One of the most intriguing aspects behind Price’s overriding approach is the utilitarian purpose he feels music can have. He makes music, to crib from R.E.M., that’s automatic for the people. “I just want people to play the record, to listen to it while they’re doing the dishes or sautéing veggies,” Price explained. “I don’t want or need them to commit to it in this big emotional way. Overall, I want it to match their closet. I want it to look like their bathroom. Music for a room. An application to your house. An aesthetic service you can buy, turn on, and suddenly everything makes more sense.”

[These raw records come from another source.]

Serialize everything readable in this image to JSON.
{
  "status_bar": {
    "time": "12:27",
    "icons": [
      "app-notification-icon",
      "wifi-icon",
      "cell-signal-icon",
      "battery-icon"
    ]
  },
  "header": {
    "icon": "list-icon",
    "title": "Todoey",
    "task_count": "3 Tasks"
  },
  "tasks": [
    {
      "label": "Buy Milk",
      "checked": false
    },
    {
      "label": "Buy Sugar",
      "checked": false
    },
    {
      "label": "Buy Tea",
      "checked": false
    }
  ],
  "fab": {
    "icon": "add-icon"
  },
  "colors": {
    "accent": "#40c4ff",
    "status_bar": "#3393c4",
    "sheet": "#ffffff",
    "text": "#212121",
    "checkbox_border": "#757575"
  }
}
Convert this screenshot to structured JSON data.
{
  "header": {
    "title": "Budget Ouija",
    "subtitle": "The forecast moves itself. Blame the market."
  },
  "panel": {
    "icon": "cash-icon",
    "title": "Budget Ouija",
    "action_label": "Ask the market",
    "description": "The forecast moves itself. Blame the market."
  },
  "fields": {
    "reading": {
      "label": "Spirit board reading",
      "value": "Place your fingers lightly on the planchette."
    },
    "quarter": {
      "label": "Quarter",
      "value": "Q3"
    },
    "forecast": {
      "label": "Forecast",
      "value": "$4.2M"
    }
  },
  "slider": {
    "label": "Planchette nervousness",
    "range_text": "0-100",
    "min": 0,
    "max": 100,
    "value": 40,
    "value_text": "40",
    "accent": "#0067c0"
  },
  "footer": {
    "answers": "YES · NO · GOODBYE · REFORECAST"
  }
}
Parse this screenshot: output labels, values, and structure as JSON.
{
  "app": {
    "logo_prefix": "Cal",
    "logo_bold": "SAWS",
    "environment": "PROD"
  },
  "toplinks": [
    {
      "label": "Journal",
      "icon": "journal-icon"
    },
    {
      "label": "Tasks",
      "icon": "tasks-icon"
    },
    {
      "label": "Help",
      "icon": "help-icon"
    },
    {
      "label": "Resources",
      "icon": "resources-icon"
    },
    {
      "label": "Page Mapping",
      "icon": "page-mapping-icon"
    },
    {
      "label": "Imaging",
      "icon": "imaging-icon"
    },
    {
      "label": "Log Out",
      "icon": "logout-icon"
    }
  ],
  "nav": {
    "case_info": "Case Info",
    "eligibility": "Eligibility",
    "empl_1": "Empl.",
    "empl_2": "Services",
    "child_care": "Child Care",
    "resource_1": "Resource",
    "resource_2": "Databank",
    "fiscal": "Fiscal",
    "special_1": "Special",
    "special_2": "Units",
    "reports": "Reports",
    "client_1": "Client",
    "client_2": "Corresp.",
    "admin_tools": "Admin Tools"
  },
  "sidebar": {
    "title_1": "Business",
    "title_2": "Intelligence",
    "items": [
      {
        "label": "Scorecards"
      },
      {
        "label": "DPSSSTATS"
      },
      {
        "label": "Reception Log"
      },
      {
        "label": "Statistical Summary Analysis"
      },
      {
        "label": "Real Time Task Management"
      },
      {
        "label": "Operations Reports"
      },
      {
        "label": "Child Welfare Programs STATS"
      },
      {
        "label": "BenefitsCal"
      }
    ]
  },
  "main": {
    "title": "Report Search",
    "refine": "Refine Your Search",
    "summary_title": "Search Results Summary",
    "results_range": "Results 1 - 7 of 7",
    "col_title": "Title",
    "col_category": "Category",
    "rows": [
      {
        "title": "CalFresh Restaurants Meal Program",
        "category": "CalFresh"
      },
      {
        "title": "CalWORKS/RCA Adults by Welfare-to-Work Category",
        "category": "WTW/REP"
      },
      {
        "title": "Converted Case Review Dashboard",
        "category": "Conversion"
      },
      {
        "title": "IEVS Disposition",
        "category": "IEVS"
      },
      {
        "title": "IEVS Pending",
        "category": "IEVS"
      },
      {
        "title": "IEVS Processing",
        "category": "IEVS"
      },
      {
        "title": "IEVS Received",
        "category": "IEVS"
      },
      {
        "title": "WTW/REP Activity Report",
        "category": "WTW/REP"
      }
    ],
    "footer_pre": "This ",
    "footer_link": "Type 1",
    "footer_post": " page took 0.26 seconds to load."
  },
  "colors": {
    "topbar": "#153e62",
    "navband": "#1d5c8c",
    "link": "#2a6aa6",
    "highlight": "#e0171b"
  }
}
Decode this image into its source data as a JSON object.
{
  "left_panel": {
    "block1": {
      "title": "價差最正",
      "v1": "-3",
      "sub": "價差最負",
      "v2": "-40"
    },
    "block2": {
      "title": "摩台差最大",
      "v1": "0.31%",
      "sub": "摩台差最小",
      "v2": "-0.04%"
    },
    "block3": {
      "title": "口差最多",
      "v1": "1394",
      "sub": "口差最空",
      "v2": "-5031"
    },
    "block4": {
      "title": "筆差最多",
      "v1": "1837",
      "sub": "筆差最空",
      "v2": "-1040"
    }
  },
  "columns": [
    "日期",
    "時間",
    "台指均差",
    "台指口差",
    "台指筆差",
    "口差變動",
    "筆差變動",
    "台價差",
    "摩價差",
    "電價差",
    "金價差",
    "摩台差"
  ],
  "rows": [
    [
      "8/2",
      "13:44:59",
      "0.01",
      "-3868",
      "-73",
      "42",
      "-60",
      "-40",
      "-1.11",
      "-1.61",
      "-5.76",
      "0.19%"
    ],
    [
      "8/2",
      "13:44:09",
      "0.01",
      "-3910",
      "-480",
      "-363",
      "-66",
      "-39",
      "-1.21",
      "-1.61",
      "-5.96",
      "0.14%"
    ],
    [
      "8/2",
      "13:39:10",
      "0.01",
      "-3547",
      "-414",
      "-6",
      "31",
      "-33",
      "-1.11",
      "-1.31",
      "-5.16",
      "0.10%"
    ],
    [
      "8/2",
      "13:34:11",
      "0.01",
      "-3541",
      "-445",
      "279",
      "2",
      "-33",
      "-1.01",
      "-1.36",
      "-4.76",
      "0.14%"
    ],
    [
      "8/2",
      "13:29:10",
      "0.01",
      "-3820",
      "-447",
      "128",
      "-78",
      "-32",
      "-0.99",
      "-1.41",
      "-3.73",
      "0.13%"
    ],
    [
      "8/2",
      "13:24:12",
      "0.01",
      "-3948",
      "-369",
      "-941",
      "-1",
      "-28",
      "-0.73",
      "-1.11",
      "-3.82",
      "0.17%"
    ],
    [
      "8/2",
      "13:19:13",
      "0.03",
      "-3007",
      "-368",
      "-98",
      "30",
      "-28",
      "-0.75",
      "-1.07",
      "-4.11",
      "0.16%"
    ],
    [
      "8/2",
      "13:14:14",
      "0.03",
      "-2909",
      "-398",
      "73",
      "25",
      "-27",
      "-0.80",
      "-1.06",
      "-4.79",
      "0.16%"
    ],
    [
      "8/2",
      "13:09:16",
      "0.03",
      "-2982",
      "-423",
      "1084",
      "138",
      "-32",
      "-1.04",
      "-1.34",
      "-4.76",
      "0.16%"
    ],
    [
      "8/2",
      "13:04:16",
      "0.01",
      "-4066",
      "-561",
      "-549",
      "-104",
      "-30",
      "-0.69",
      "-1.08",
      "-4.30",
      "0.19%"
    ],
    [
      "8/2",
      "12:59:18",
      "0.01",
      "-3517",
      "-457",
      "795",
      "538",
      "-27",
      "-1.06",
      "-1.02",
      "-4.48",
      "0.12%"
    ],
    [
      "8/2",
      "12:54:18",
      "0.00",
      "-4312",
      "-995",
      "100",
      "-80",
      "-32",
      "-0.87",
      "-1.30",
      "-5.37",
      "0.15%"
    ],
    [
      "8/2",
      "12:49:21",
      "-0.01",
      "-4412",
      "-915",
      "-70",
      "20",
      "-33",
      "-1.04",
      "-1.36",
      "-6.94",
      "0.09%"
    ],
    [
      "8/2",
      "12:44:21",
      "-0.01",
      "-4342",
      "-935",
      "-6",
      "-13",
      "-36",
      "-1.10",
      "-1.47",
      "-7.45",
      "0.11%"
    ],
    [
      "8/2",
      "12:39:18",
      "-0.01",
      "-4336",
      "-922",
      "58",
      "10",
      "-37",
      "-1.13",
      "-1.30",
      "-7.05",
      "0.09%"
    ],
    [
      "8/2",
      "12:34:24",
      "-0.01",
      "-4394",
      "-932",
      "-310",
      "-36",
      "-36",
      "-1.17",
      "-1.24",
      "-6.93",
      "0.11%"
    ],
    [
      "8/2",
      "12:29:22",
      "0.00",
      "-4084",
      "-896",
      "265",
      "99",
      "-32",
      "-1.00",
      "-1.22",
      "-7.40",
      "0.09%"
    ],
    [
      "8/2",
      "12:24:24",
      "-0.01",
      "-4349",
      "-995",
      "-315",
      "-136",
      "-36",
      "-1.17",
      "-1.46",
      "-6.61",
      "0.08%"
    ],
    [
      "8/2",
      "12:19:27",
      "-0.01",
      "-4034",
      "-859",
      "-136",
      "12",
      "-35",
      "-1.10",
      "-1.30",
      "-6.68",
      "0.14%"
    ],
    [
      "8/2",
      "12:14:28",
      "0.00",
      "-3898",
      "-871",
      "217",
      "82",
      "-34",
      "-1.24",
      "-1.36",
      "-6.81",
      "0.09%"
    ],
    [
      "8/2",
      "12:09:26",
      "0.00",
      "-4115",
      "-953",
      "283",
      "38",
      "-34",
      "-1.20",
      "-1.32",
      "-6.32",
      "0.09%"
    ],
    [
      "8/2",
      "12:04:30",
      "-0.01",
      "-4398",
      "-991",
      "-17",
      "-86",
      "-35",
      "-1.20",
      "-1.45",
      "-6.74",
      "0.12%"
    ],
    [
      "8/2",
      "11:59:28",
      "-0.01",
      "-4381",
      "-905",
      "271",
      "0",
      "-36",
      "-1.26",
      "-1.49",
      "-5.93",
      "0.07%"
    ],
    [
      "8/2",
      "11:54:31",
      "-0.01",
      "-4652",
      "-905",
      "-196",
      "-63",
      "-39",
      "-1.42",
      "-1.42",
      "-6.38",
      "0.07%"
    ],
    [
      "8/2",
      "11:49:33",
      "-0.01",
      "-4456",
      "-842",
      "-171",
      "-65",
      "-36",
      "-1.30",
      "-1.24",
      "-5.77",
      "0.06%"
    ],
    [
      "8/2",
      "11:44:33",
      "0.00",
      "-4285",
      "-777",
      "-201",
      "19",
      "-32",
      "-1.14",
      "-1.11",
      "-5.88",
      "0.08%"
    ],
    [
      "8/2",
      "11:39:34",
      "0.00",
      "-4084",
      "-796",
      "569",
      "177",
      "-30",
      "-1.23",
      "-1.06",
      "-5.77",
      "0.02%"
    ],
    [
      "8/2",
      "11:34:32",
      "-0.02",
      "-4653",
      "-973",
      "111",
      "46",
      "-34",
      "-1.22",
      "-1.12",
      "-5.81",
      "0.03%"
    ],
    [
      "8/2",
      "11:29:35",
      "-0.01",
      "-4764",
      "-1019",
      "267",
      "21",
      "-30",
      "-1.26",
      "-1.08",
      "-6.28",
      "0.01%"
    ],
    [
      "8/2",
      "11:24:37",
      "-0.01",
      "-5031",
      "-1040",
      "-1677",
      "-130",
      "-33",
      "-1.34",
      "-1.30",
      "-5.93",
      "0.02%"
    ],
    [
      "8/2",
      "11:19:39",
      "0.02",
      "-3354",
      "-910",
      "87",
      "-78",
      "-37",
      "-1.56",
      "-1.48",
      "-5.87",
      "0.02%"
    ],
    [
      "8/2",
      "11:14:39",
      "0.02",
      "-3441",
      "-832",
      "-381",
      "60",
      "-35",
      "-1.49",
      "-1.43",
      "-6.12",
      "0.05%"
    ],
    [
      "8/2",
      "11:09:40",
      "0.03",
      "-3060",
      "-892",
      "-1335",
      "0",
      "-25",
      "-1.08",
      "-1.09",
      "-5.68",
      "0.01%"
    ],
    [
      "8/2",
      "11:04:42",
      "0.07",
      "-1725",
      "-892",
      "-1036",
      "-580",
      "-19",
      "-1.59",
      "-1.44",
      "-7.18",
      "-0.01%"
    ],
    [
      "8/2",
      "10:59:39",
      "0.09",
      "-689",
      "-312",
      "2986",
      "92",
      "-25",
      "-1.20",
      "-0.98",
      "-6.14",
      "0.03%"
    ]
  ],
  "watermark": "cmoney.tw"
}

It’s a philosophy of music that seems somehow antithetical to the Romantic notion of the musician as tortured artist, yet also comes across as fundamentally true to Price’s beliefs. He constructs brief lives to play in, some tempestuous, some yearning, some elated. They change with each listener and with each listen, but they always serve the same underlying purpose: to enhance the listener’s life on a subconscious level that prioritizes feeling over thinking.
Price will be the first to admit that he’s still figuring out the right balance between his pop inclinations and a newfound obsession with sterile electronica. “I wanted to challenge myself to try and find this world that mixes these lush, rock ‘n roll, pop, guitar-driven songs but somehow get it to translate into the goofiest-sounding electronic song,” he explained with a laugh.
When asked how he translates his wall of sound approach to a live environment, Price simply responded, “Frustratingly.” While he finally feels comfortable articulating that sound, he looks at the Bottletree show as an opportunity to hone it even more precisely. As for his audience, the musician who dreams of putting out the next “Blurred Lines” just wants people to feel good.
Price’s instinctive use of the term “surface-level” for his music shouldn’t be confused with shallowness; they’re about as different as “childlike” and “childish.” On the contrary, he’s making playgrounds of the imagination, implying the strange and sympathetic arcs of whole lives, in four minutes or less.
Drew Price’s Bermuda Triangle will play a free show along with Wray and 11 Year Old on Tuesday, August 20 at 9 p.m. at the Bottletree Café. For more information, call (205) 533-6288.